▶ [WORK INSTRUCTION] Please give the count of lines below with the string "caption" in them, and no other words.

▶ [DATASET]
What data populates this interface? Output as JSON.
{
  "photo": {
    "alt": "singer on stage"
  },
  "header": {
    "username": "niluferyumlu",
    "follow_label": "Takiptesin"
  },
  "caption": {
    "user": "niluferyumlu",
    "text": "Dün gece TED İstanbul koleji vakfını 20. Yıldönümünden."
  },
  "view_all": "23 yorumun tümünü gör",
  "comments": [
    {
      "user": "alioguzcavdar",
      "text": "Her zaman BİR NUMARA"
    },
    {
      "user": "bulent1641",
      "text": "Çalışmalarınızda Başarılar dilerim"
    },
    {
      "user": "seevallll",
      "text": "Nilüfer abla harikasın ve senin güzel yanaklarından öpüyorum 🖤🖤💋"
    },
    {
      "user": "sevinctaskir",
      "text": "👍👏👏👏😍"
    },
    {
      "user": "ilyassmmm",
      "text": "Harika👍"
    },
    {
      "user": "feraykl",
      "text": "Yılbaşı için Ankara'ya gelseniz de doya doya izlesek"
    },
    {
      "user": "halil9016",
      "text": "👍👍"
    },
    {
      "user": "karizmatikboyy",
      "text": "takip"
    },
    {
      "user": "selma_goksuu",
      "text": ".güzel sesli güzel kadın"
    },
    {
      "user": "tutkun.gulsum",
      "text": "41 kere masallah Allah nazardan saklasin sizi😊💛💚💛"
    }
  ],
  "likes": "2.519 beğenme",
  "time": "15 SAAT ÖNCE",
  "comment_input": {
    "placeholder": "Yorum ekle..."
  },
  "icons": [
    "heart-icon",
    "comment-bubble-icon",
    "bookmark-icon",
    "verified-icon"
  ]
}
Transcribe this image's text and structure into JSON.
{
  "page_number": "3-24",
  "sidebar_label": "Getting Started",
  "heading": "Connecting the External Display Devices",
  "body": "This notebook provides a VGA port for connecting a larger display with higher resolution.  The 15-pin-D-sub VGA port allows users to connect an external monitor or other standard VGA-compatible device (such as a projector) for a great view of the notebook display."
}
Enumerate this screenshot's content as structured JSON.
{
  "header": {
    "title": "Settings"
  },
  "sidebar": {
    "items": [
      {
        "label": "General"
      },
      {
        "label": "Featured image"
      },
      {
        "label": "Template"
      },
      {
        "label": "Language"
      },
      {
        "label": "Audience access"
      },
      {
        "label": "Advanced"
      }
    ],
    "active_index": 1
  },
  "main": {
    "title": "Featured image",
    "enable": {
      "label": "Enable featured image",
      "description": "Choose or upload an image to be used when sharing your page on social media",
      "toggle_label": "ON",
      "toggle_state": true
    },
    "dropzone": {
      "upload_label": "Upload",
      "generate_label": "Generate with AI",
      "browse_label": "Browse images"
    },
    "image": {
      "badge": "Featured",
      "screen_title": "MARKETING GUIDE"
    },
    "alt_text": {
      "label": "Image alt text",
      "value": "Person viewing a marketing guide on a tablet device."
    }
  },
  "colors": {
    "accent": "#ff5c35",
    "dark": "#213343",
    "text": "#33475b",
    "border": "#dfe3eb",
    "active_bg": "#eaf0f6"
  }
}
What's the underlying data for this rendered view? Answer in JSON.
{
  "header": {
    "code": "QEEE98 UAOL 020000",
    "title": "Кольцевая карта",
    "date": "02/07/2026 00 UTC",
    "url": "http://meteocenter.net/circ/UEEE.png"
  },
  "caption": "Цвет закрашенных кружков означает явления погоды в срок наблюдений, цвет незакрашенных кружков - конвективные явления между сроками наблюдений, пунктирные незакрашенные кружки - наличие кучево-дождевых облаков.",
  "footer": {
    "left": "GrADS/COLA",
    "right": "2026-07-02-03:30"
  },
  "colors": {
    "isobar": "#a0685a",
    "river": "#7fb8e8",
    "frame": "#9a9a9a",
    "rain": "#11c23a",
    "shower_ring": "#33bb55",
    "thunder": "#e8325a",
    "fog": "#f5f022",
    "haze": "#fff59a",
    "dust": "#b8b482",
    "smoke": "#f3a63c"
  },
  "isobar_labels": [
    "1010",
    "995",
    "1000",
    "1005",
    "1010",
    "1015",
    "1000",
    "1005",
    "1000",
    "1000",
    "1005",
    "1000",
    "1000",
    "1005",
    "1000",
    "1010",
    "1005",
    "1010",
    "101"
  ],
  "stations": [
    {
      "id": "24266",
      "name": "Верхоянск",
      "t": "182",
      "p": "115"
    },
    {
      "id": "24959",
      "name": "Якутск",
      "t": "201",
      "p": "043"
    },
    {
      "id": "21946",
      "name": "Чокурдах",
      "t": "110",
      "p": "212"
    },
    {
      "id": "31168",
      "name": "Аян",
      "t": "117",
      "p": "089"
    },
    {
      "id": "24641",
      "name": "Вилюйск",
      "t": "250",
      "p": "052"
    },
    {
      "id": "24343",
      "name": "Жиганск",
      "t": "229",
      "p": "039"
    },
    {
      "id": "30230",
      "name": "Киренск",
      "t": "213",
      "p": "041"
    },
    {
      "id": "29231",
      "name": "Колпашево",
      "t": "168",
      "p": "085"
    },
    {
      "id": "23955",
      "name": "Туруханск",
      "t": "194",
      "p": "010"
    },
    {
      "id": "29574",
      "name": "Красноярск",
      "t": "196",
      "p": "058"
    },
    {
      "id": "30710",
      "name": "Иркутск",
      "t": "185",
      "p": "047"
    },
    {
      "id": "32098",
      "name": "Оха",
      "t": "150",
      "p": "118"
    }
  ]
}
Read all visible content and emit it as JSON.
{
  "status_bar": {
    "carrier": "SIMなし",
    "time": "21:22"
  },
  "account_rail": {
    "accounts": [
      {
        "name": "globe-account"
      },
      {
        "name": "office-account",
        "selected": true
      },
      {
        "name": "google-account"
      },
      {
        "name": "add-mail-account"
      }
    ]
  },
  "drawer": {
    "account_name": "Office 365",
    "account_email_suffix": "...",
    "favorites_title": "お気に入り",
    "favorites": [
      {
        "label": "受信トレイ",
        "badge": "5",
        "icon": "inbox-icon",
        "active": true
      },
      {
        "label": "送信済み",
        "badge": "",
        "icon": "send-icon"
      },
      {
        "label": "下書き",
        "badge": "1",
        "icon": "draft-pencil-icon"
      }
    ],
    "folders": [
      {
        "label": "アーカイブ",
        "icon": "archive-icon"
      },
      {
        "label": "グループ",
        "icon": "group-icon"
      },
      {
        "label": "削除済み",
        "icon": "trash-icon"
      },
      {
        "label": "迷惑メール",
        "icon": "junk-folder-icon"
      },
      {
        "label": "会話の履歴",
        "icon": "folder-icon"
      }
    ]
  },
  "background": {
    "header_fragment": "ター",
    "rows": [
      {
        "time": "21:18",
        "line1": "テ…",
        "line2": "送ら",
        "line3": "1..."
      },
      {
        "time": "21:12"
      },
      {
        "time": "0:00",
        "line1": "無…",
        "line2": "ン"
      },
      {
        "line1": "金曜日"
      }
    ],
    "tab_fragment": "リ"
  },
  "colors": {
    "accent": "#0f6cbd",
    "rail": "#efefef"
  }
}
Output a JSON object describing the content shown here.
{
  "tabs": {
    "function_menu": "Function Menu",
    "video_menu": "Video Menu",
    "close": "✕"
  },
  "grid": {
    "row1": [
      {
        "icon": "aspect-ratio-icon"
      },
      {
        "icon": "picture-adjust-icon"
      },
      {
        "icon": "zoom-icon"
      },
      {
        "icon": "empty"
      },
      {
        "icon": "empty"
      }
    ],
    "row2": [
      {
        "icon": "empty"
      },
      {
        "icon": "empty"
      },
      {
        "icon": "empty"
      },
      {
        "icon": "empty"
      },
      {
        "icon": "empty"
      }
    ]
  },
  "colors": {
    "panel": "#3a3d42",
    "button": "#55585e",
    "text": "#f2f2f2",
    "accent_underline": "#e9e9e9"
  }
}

▶ [RESULT OF THE TASK] 2